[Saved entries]
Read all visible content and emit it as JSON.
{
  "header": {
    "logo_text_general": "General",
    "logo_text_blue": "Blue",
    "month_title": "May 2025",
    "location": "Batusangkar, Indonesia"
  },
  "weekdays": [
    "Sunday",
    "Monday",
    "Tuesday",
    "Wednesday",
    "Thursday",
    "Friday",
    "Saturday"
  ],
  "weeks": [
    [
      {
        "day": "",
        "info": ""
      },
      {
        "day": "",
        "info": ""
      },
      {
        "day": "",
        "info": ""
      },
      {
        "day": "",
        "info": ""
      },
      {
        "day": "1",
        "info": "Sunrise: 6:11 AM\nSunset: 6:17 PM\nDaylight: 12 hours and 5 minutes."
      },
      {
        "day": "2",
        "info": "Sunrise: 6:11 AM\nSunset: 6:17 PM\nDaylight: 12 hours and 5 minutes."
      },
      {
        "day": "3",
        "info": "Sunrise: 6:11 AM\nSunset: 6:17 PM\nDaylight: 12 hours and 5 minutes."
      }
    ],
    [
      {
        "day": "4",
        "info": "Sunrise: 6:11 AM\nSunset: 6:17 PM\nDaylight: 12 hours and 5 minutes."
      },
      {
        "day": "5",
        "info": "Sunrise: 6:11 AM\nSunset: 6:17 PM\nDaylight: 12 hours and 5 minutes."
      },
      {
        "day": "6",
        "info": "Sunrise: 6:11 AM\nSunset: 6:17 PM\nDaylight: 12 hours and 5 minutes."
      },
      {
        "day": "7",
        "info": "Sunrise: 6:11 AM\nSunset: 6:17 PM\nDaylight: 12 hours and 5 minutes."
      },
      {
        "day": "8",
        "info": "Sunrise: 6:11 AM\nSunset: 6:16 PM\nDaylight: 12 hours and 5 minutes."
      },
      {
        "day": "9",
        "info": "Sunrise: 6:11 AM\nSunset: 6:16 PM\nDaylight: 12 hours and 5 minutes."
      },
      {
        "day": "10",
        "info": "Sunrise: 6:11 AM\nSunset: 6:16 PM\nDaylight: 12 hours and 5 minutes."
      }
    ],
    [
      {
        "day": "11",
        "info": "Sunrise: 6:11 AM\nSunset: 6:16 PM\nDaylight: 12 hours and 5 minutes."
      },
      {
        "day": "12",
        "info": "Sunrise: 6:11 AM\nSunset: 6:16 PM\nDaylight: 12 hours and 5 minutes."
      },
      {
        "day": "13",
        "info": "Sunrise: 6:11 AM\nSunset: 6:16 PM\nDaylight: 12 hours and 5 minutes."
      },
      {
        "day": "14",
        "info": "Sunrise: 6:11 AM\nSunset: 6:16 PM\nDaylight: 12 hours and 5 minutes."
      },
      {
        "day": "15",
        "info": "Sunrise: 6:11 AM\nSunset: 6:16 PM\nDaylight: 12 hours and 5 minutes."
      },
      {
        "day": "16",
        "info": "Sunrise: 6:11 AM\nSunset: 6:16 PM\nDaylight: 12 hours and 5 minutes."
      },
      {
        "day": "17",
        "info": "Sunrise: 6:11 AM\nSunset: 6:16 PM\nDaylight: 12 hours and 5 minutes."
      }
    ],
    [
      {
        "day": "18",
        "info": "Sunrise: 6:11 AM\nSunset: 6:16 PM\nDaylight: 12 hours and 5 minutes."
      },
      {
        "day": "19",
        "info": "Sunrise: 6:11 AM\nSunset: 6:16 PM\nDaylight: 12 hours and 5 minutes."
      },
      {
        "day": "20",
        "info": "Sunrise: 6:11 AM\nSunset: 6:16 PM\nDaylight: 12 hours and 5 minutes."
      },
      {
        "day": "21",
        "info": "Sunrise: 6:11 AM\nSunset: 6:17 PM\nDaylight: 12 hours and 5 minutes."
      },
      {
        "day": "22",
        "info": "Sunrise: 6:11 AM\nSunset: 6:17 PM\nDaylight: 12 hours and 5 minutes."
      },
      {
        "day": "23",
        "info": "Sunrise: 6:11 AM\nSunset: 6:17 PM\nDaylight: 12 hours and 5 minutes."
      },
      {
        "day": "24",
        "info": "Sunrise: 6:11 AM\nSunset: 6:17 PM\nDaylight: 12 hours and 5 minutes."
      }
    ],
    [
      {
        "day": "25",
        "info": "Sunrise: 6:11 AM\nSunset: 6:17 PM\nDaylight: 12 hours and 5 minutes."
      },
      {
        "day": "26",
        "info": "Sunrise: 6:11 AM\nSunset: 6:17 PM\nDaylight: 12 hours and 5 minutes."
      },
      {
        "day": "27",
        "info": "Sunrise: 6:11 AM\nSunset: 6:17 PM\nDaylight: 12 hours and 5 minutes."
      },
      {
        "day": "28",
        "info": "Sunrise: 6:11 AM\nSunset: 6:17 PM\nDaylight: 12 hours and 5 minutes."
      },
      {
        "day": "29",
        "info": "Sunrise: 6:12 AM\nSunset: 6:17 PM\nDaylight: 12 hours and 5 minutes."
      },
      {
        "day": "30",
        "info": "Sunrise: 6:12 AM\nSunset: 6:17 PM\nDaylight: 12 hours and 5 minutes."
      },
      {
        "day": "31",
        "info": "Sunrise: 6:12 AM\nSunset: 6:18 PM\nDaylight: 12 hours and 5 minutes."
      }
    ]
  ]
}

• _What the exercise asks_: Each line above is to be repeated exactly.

• _Answer section_:
Read all visible content and emit it as JSON.
{
  "header": {
    "logo_text_general": "General",
    "logo_text_blue": "Blue",
    "month_title": "May 2025",
    "location": "Batusangkar, Indonesia"
  },
  "weekdays": [
    "Sunday",
    "Monday",
    "Tuesday",
    "Wednesday",
    "Thursday",
    "Friday",
    "Saturday"
  ],
  "weeks": [
    [
      {
        "day": "",
        "info": ""
      },
      {
        "day": "",
        "info": ""
      },
      {
        "day": "",
        "info": ""
      },
      {
        "day": "",
        "info": ""
      },
      {
        "day": "1",
        "info": "Sunrise: 6:11 AM\nSunset: 6:17 PM\nDaylight: 12 hours and 5 minutes."
      },
      {
        "day": "2",
        "info": "Sunrise: 6:11 AM\nSunset: 6:17 PM\nDaylight: 12 hours and 5 minutes."
      },
      {
        "day": "3",
        "info": "Sunrise: 6:11 AM\nSunset: 6:17 PM\nDaylight: 12 hours and 5 minutes."
      }
    ],
    [
      {
        "day": "4",
        "info": "Sunrise: 6:11 AM\nSunset: 6:17 PM\nDaylight: 12 hours and 5 minutes."
      },
      {
        "day": "5",
        "info": "Sunrise: 6:11 AM\nSunset: 6:17 PM\nDaylight: 12 hours and 5 minutes."
      },
      {
        "day": "6",
        "info": "Sunrise: 6:11 AM\nSunset: 6:17 PM\nDaylight: 12 hours and 5 minutes."
      },
      {
        "day": "7",
        "info": "Sunrise: 6:11 AM\nSunset: 6:17 PM\nDaylight: 12 hours and 5 minutes."
      },
      {
        "day": "8",
        "info": "Sunrise: 6:11 AM\nSunset: 6:16 PM\nDaylight: 12 hours and 5 minutes."
      },
      {
        "day": "9",
        "info": "Sunrise: 6:11 AM\nSunset: 6:16 PM\nDaylight: 12 hours and 5 minutes."
      },
      {
        "day": "10",
        "info": "Sunrise: 6:11 AM\nSunset: 6:16 PM\nDaylight: 12 hours and 5 minutes."
      }
    ],
    [
      {
        "day": "11",
        "info": "Sunrise: 6:11 AM\nSunset: 6:16 PM\nDaylight: 12 hours and 5 minutes."
      },
      {
        "day": "12",
        "info": "Sunrise: 6:11 AM\nSunset: 6:16 PM\nDaylight: 12 hours and 5 minutes."
      },
      {
        "day": "13",
        "info": "Sunrise: 6:11 AM\nSunset: 6:16 PM\nDaylight: 12 hours and 5 minutes."
      },
      {
        "day": "14",
        "info": "Sunrise: 6:11 AM\nSunset: 6:16 PM\nDaylight: 12 hours and 5 minutes."
      },
      {
        "day": "15",
        "info": "Sunrise: 6:11 AM\nSunset: 6:16 PM\nDaylight: 12 hours and 5 minutes."
      },
      {
        "day": "16",
        "info": "Sunrise: 6:11 AM\nSunset: 6:16 PM\nDaylight: 12 hours and 5 minutes."
      },
      {
        "day": "17",
        "info": "Sunrise: 6:11 AM\nSunset: 6:16 PM\nDaylight: 12 hours and 5 minutes."
      }
    ],
    [
      {
        "day": "18",
        "info": "Sunrise: 6:11 AM\nSunset: 6:16 PM\nDaylight: 12 hours and 5 minutes."
      },
      {
        "day": "19",
        "info": "Sunrise: 6:11 AM\nSunset: 6:16 PM\nDaylight: 12 hours and 5 minutes."
      },
      {
        "day": "20",
        "info": "Sunrise: 6:11 AM\nSunset: 6:16 PM\nDaylight: 12 hours and 5 minutes."
      },
      {
        "day": "21",
        "info": "Sunrise: 6:11 AM\nSunset: 6:17 PM\nDaylight: 12 hours and 5 minutes."
      },
      {
        "day": "22",
        "info": "Sunrise: 6:11 AM\nSunset: 6:17 PM\nDaylight: 12 hours and 5 minutes."
      },
      {
        "day": "23",
        "info": "Sunrise: 6:11 AM\nSunset: 6:17 PM\nDaylight: 12 hours and 5 minutes."
      },
      {
        "day": "24",
        "info": "Sunrise: 6:11 AM\nSunset: 6:17 PM\nDaylight: 12 hours and 5 minutes."
      }
    ],
    [
      {
        "day": "25",
        "info": "Sunrise: 6:11 AM\nSunset: 6:17 PM\nDaylight: 12 hours and 5 minutes."
      },
      {
        "day": "26",
        "info": "Sunrise: 6:11 AM\nSunset: 6:17 PM\nDaylight: 12 hours and 5 minutes."
      },
      {
        "day": "27",
        "info": "Sunrise: 6:11 AM\nSunset: 6:17 PM\nDaylight: 12 hours and 5 minutes."
      },
      {
        "day": "28",
        "info": "Sunrise: 6:11 AM\nSunset: 6:17 PM\nDaylight: 12 hours and 5 minutes."
      },
      {
        "day": "29",
        "info": "Sunrise: 6:12 AM\nSunset: 6:17 PM\nDaylight: 12 hours and 5 minutes."
      },
      {
        "day": "30",
        "info": "Sunrise: 6:12 AM\nSunset: 6:17 PM\nDaylight: 12 hours and 5 minutes."
      },
      {
        "day": "31",
        "info": "Sunrise: 6:12 AM\nSunset: 6:18 PM\nDaylight: 12 hours and 5 minutes."
      }
    ]
  ]
}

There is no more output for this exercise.